The problem » For this exercise, retype each line of the material below verbatim and omit any picture.

--- START ---

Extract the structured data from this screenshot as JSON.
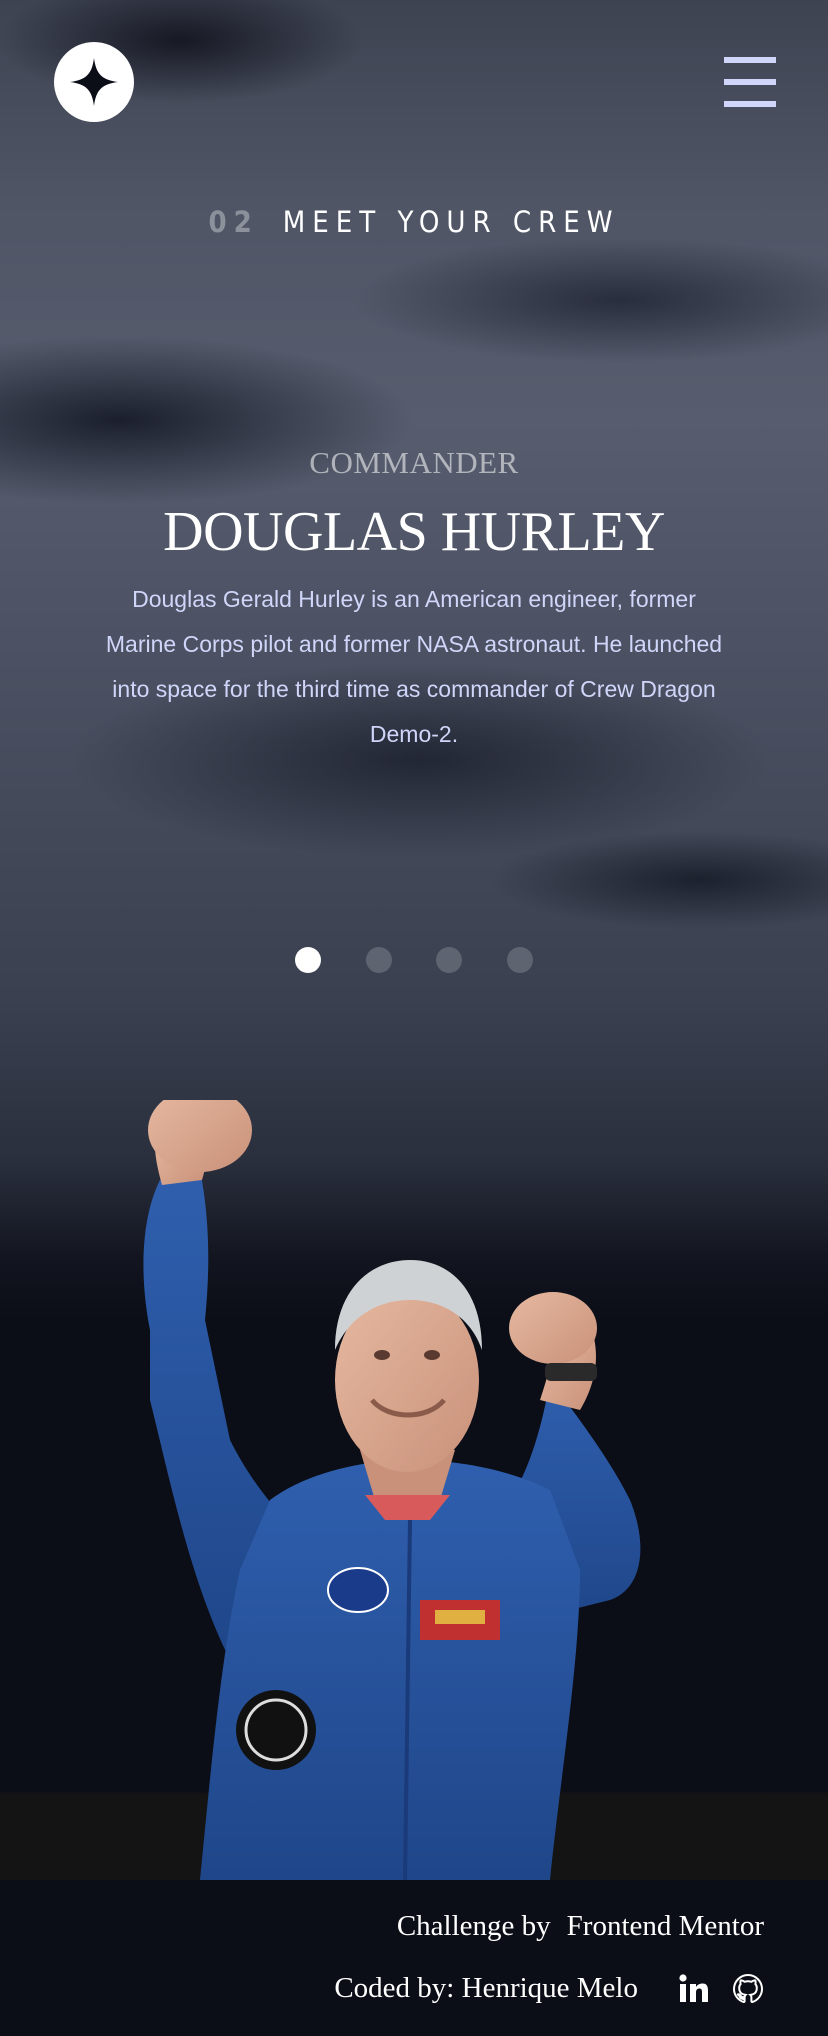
{
  "header": {
    "logo_icon": "star-logo-icon",
    "menu_icon": "hamburger-menu-icon"
  },
  "page_heading": {
    "number": "02",
    "title": "MEET YOUR CREW"
  },
  "crew_member": {
    "role": "COMMANDER",
    "name": "DOUGLAS HURLEY",
    "bio": "Douglas Gerald Hurley is an American engineer, former Marine Corps pilot and former NASA astronaut. He launched into space for the third time as commander of Crew Dragon Demo-2."
  },
  "pagination": {
    "count": 4,
    "active_index": 0
  },
  "footer": {
    "challenge_prefix": "Challenge by",
    "challenge_link": "Frontend Mentor",
    "coded_by_prefix": "Coded by:",
    "author": "Henrique Melo",
    "icons": [
      "linkedin-icon",
      "github-icon"
    ]
  },
  "colors": {
    "background": "#0b0d17",
    "accent": "#d0d6f9",
    "text": "#ffffff"
  }
}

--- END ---

Final answer »
Extract the structured data from this screenshot as JSON.
{
  "header": {
    "logo_icon": "star-logo-icon",
    "menu_icon": "hamburger-menu-icon"
  },
  "page_heading": {
    "number": "02",
    "title": "MEET YOUR CREW"
  },
  "crew_member": {
    "role": "COMMANDER",
    "name": "DOUGLAS HURLEY",
    "bio": "Douglas Gerald Hurley is an American engineer, former Marine Corps pilot and former NASA astronaut. He launched into space for the third time as commander of Crew Dragon Demo-2."
  },
  "pagination": {
    "count": 4,
    "active_index": 0
  },
  "footer": {
    "challenge_prefix": "Challenge by",
    "challenge_link": "Frontend Mentor",
    "coded_by_prefix": "Coded by:",
    "author": "Henrique Melo",
    "icons": [
      "linkedin-icon",
      "github-icon"
    ]
  },
  "colors": {
    "background": "#0b0d17",
    "accent": "#d0d6f9",
    "text": "#ffffff"
  }
}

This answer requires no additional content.